We conclude that the warrantless stop of Gallo's car was authorized by his traffic violations, and the search of the box found in Gallo's car was a valid inventory search. Therefore, the district court did not err by admitting the evidence discovered in the stop and search. Further, sufficient evidence sustains Gallo's convictions, and the district court did not err by refusing to group Gallo's drug-related offenses with his money laundering offense under the sentencing guidelines. We AFFIRM the judgment of the district court.


Gallo, Balcazar, and Cruz were co-defendants at trial. Their appeals were initially consolidated, but this court dismissed Balcazar's and Cruz's appeals for failure to file timely notices of appeal.
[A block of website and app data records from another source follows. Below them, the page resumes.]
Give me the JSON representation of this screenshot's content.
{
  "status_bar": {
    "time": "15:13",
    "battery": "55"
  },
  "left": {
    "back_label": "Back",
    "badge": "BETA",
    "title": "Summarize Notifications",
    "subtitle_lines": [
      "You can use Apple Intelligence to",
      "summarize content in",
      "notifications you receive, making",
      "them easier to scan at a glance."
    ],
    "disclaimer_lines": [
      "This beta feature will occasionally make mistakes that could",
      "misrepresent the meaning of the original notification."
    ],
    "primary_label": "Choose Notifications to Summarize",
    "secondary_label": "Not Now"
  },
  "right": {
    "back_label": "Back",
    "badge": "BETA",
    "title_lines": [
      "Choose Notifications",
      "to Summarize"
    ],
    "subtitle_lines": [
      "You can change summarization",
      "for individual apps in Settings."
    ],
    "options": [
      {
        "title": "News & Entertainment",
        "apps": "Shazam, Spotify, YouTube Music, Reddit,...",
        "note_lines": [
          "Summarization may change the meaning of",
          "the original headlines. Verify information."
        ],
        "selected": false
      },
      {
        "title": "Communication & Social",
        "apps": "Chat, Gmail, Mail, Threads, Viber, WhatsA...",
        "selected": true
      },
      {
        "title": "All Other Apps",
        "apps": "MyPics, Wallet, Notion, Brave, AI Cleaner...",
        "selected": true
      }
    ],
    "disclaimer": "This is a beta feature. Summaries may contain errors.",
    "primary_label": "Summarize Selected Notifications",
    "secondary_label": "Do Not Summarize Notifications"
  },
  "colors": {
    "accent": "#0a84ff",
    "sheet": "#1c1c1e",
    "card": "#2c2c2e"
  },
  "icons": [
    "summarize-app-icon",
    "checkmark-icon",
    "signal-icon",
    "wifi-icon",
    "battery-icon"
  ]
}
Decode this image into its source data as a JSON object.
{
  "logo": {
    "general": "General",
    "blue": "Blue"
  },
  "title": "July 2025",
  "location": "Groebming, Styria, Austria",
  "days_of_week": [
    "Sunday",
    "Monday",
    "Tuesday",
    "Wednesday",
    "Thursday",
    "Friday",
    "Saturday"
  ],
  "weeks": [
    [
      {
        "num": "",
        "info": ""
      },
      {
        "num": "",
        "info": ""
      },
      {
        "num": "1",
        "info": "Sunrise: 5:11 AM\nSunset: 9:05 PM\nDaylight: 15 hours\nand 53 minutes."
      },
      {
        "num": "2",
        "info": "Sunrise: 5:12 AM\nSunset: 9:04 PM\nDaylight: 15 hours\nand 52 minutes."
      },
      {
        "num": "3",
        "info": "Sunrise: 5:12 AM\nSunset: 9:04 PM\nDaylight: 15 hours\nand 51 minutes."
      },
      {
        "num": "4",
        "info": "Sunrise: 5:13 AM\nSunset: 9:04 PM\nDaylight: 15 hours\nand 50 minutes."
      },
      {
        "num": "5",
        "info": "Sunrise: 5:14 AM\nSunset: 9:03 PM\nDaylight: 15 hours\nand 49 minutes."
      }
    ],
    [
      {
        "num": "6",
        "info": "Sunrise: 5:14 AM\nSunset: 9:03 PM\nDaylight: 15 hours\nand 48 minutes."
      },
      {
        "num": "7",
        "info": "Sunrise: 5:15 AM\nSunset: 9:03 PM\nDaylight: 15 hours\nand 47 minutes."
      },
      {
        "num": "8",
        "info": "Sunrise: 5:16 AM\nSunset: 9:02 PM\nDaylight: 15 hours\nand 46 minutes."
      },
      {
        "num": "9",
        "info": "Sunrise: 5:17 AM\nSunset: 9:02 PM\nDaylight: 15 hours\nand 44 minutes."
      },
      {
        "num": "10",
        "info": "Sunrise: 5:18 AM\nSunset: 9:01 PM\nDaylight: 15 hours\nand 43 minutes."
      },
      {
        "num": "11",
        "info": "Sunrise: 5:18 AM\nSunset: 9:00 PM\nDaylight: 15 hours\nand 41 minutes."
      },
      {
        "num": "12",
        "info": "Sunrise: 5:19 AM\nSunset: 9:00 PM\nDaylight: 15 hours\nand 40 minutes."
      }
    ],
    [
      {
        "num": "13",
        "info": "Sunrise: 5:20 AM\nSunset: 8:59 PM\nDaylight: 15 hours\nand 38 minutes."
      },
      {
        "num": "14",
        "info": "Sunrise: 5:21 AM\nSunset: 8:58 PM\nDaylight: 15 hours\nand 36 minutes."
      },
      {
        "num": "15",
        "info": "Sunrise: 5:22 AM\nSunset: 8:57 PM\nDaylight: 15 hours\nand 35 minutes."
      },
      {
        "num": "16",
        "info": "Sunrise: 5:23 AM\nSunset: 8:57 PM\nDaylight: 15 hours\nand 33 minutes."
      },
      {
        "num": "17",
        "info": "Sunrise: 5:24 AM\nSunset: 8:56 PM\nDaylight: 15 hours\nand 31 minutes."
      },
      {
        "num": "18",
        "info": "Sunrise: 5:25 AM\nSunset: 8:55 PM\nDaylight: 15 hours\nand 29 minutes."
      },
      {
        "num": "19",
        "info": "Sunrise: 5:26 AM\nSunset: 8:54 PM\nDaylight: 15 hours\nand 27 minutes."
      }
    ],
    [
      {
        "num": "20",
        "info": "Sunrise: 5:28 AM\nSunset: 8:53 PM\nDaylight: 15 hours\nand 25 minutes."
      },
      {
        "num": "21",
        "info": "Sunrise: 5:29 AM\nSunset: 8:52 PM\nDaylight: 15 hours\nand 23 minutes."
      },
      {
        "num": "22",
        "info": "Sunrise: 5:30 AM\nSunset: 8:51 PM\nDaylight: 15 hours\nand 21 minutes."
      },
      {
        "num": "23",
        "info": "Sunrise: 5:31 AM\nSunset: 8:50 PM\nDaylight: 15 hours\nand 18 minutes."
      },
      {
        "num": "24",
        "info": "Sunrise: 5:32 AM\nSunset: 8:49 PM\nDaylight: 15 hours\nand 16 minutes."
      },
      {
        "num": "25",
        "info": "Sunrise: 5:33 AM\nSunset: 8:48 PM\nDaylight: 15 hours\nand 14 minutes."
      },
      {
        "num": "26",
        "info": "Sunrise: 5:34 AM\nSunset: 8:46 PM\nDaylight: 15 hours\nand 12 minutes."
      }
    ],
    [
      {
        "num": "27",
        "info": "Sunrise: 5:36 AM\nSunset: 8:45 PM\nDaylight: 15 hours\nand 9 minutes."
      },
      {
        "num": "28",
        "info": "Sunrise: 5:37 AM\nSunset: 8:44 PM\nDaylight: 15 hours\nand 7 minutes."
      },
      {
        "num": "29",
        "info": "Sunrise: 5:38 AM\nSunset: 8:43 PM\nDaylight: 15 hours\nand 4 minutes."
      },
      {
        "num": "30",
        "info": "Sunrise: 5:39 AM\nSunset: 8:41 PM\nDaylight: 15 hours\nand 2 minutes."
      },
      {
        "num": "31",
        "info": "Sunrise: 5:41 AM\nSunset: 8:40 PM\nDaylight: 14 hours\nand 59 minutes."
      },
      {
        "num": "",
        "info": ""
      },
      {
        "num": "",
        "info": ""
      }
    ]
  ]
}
These dismissals do not affect Gallo's appeal


Cf. United States v. Hahn, 922 F.2d 243, 247 (5th Cir.1991) (IRS agents' search of closed brief case found in defendant's impounded car while car was stored in private lot was not a valid inventory search). In Hahn, this court held that the IRS agents' search of the defendant's car was not a valid inventory search because the IRS had no procedure for inventory searches, even though the search conformed to the inventory search procedures of the Midland Police Department (MPD). Id. at 2460. In concluding that the MPD's procedures were irrelevant, the court stated that:

... there is no evidence that the IRS agents were aware of the Midland police procedures (or any other) when conducting the search, or that they conducted the search on behalf of, or even with the knowledge of, the Midland police (none of whom were present). Nor is there any evidence that the Midland police procedure governed or purported to govern inventory searches by federal officials in an instance such as this (or in any other instance).

Id. at 247. The court further stated:

... under the circumstances here, it could also be said with at least equal logic that the existence of the Midland police policy was wholly irrelevant to the instant search, as that policy neither applied nor purported to apply to this search, and the IRS agents conducting the search did not know of the policy and were not (and did not consider that they were) acting on behalf of the Midland police, who knew nothing of the search.

Id. This language, by negative implication, supports our holding that the search of the box found in Gallo's car was a valid inventory search that conformed to HPD procedures, even though DEA agents conducted the search. In this case, the DEA was acting on behalf of, and with the knowledge of, the HPD.


In its brief, the Government argued that interstate commerce was affected because: (1) Gallo transported the currency on two interstate highways and thus "relied on a mechanism designed to accommodate interstate commerce"; (2) the currency was printed in Washington, D.C.; and, (3) the packaging of the currency indicated that it "was going to travel or had travelled some distance." The Government abandoned these arguments at oral argument


In a supplemental pro se brief, Gallo contends that the district court erred in calculating his criminal history, erred by not granting him minimal participant status, and erred by not granting him a two point downward departure for acceptance of responsibility. We find that these contentions are without merit